"""

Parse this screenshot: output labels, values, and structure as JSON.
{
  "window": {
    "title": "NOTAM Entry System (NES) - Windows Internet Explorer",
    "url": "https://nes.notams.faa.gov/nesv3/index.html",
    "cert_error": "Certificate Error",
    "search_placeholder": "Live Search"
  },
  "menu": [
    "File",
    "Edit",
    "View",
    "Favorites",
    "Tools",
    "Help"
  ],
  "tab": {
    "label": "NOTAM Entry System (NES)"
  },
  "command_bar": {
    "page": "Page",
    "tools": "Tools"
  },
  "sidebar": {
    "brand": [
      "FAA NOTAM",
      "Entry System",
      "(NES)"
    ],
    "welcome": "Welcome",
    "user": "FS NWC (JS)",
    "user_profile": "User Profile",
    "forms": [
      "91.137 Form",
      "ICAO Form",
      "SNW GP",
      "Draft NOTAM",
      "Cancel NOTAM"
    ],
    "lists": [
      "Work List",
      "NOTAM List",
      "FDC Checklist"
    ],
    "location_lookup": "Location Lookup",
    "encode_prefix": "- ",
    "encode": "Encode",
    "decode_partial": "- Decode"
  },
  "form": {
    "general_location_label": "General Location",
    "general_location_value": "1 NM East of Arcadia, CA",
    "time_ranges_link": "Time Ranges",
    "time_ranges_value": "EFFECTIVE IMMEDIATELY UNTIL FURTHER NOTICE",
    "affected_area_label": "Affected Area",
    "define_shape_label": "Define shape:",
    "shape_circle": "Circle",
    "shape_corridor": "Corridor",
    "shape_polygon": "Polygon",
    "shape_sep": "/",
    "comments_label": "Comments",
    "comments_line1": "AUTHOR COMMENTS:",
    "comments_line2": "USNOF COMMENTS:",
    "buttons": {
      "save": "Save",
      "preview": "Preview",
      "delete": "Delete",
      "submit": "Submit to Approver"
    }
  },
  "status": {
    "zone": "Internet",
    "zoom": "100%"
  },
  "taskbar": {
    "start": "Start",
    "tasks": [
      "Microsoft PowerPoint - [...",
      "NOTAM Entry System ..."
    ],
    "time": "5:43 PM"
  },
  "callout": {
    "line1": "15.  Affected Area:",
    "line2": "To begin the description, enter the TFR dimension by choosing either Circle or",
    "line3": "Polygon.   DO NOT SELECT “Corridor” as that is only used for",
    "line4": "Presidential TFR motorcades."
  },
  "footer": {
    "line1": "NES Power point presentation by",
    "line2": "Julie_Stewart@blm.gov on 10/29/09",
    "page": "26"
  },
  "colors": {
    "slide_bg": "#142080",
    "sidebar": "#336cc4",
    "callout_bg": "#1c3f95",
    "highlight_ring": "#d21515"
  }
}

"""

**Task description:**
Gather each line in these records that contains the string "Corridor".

**Reply:**
    "shape_corridor": "Corridor",
    "line3": "Polygon.   DO NOT SELECT “Corridor” as that is only used for",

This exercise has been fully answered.